Extracted material:
-- Opening Marker --

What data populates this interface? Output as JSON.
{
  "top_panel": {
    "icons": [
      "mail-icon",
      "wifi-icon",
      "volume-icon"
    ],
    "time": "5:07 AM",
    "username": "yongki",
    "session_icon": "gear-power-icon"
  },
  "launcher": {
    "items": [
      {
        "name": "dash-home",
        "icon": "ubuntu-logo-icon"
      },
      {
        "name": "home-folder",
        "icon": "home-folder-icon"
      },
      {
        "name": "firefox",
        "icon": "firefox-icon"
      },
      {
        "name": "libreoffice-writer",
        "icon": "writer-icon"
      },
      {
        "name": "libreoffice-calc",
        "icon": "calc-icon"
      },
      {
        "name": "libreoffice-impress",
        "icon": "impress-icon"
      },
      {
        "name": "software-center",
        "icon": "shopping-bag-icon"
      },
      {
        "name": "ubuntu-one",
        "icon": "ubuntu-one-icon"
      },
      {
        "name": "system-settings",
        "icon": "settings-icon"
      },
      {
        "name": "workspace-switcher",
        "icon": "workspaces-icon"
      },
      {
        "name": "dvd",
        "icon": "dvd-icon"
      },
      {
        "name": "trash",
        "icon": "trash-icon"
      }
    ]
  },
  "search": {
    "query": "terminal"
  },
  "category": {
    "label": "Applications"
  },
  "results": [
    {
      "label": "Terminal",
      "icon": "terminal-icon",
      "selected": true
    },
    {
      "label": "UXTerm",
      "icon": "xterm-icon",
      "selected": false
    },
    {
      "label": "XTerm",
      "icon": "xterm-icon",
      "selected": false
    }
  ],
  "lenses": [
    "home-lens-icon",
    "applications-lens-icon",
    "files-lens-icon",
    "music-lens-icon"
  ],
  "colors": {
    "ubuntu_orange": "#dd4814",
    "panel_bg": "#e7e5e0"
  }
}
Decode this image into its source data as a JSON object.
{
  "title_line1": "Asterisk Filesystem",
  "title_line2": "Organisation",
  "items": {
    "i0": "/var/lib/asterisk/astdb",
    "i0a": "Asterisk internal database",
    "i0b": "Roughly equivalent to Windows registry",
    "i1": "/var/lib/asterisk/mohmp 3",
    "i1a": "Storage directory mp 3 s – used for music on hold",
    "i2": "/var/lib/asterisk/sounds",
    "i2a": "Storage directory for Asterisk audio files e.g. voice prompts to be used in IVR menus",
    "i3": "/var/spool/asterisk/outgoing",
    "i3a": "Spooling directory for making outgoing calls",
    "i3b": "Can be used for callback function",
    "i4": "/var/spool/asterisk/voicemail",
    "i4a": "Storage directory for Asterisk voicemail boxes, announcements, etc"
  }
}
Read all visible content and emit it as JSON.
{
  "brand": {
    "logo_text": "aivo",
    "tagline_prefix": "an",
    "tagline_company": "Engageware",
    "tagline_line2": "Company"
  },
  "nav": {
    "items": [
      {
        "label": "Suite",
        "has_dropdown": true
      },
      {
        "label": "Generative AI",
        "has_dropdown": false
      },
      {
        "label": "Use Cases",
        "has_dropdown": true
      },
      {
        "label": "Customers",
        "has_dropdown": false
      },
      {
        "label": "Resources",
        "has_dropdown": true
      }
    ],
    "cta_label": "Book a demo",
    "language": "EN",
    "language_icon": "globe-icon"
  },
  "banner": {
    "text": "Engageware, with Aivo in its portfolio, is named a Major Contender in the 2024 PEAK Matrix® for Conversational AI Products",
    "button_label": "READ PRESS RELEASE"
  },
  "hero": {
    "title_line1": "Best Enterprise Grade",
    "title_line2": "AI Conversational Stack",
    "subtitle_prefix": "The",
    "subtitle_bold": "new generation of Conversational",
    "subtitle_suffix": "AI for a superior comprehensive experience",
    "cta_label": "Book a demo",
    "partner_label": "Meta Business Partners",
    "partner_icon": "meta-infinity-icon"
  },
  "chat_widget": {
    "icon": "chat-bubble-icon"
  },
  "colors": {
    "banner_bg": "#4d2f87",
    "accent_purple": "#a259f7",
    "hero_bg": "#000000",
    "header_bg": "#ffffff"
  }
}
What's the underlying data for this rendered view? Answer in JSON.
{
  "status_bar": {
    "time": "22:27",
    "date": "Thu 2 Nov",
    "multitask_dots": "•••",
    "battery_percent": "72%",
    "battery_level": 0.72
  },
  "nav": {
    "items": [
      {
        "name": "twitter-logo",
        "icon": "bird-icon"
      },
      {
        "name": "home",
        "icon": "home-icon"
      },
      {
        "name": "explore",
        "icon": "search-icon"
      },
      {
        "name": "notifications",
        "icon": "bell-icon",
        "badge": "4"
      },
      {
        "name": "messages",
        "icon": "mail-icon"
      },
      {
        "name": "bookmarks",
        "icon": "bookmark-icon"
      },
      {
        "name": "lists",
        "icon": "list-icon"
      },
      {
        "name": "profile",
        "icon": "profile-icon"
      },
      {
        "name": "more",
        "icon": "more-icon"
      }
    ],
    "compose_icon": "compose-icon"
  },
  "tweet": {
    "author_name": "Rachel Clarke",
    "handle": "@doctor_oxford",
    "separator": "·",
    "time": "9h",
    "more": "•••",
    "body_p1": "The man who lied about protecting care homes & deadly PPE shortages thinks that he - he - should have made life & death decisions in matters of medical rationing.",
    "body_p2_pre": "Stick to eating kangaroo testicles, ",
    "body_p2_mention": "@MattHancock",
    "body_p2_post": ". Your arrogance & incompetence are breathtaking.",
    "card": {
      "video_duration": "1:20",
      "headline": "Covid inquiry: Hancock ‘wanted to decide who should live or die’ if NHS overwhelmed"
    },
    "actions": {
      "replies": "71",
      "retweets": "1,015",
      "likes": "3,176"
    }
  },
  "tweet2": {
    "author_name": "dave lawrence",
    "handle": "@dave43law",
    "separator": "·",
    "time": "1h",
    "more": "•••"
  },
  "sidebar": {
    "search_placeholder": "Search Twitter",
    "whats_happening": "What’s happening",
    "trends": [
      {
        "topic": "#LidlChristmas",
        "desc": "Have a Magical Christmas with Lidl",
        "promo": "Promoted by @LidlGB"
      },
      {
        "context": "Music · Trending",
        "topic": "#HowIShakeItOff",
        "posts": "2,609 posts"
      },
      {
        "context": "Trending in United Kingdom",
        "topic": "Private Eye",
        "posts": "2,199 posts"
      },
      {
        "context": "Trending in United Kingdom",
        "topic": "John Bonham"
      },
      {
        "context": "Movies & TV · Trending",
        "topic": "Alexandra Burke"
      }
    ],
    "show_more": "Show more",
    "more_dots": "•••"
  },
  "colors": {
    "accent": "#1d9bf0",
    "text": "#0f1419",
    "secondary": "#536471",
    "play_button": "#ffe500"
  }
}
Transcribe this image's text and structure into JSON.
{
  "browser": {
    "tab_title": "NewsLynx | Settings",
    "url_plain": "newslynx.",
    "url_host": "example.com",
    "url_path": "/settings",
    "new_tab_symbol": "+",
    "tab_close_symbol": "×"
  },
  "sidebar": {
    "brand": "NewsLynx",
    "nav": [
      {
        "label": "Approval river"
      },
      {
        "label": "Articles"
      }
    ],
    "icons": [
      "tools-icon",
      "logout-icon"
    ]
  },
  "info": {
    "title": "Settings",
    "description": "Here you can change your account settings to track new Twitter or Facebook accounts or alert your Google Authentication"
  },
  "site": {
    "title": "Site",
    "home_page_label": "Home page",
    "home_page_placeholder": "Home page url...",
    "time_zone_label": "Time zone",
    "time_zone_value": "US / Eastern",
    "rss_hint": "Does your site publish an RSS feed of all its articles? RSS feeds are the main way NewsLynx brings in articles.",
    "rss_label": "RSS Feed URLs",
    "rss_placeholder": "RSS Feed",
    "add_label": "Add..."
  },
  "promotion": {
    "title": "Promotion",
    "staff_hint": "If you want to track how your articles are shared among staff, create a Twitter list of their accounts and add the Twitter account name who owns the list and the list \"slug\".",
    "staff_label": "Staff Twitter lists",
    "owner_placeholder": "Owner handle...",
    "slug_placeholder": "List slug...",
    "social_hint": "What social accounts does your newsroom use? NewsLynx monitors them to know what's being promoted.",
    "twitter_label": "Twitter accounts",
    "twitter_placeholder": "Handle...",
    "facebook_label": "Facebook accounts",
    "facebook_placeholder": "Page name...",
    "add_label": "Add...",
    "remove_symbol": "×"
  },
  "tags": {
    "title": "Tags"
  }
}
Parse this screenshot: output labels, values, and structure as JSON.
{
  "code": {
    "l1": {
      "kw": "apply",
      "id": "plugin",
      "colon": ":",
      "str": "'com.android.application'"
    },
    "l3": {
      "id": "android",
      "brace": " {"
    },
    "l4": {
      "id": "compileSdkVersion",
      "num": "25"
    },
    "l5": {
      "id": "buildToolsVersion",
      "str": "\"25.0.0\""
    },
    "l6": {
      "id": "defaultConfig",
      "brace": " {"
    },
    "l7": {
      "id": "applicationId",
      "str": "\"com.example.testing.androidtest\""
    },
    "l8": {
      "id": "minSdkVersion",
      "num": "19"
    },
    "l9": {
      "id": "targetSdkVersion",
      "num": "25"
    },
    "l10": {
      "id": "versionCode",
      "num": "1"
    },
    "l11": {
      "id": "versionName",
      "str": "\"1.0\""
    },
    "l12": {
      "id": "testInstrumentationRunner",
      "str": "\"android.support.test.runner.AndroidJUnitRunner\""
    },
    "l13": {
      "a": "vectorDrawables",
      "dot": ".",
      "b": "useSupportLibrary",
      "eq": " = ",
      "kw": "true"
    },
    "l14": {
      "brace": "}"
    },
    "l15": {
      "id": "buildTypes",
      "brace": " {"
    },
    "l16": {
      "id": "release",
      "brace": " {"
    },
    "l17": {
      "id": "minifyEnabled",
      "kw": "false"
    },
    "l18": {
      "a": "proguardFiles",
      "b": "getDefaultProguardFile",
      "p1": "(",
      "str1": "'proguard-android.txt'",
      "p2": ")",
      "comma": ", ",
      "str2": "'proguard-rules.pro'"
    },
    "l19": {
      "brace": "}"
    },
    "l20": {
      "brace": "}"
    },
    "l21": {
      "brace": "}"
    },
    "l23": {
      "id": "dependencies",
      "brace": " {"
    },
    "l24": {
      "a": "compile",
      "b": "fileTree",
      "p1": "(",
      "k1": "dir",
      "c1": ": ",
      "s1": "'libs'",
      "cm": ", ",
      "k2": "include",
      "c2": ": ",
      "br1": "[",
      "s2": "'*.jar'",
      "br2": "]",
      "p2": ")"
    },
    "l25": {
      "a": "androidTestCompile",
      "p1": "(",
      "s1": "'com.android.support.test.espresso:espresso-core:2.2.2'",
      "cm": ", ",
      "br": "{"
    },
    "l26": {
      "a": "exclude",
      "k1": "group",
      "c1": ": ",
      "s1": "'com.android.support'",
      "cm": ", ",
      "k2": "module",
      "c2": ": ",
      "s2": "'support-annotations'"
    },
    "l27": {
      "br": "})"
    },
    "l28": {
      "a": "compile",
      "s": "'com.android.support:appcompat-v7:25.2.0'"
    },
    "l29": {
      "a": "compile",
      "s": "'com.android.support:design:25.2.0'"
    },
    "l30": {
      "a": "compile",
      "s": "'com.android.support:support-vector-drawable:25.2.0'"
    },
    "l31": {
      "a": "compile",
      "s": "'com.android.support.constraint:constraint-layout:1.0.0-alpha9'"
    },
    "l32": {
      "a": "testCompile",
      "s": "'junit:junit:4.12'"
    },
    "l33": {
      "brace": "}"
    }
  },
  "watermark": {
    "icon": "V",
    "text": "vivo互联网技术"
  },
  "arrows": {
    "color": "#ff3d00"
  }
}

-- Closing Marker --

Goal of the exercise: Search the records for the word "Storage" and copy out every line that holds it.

Exercise answer:
    "i1a": "Storage directory mp 3 s – used for music on hold",
    "i2a": "Storage directory for Asterisk audio files e.g. voice prompts to be used in IVR menus",
    "i4a": "Storage directory for Asterisk voicemail boxes, announcements, etc"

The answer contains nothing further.